Tuesday, January 14, 2014

Talking to ghosts

Have you ever known anyone who claimed to have seen or spoken with spirits of those who've passed on?  My family sometimes likes to watch those 'ghost hunter' shows (which I think is a lot of nonsense) but a couple of times I've heard unusual stories from people who I think are pretty level-headed.  They're not the kind who are given to spouting wild stories, and whenever they've shared these stories with me it's always been with a shrug and a sheepishness that I can relate to.  After all, there have been a few... um, unusual happenings... I can't easily explain.  I don't doubt that spirits are around us, but I'm not sure why someone might actually be able to see or talk with them.

In Listening for Lucca by Suzanne LaFleur (which I received from Amazon Vine), Sienna's parents have moved the family from Brooklyn to Maine with the hope it'll help their children; Lucca abruptly stopped speaking about a year earlier, and Sienna has an unusual obsession with abandoned things. Her parents don't know it, but she also has visions of the past. Such "weirdness" makes things uncomfortable for her and even cost her some friends in Brooklyn.  But the story takes a twist at the new house (a house which Sienna saw repeatedly in her dreams before they moved there) when she finds an old pen and it starts writing its own story - the story of Sarah and Joshua - and Sienna wonders if her story and theirs might be connected.

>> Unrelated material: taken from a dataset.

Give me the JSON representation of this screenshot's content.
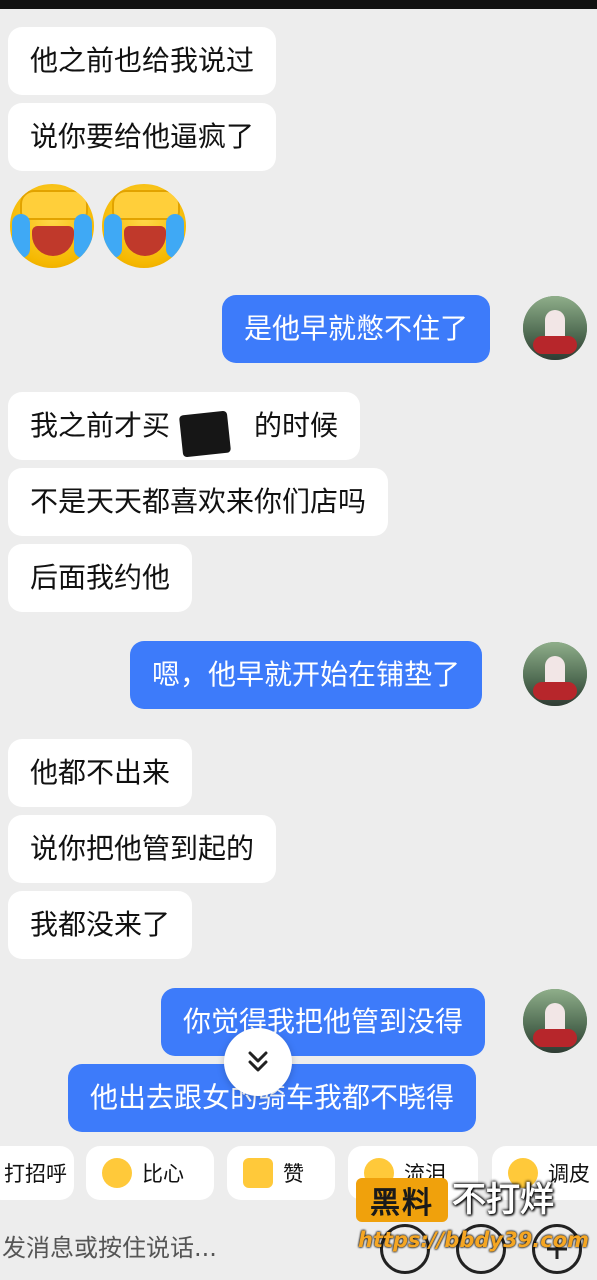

Despite the 'historical visions' Sienna has, this isn't historical fiction, and the drama plays out more around the human relationships. She's a sympathetic character with her unusual "gift," and she's reluctant making new friends in the new town.  I thought the relationship with her parents was depicted in an interesting way.  Most interesting, perhaps, is her relationship with her little brother.  No one knows why he stopped speaking, but Sarah secretly blames herself.  But there's also the 'ghost whisperer' aspect of the story.  Her ability to see visions and people, places, and events from the past creates an interesting plot thread that runs through the story.  Some online reviewers were a little troubled with the "possession" element in the story - and I was a little bothered that the book actually uses that word at one point - and felt it was treating a serious and potentially dangerous thing too lightly.  Personally, I wasn't so alarmed with it and suspect most won't be either, but I guess it's something some parents and readers might want to know.  Nonetheless, I thought it was an interesting story, and quite well-written, too.


  1. This sounds great! I love ghost stories.

    1. Me, too. Maybe that's why my own novel is a ghost story. (I hope to have it so well-polished before the Storymakers conference in April that agents will be BEGGING to represent me!)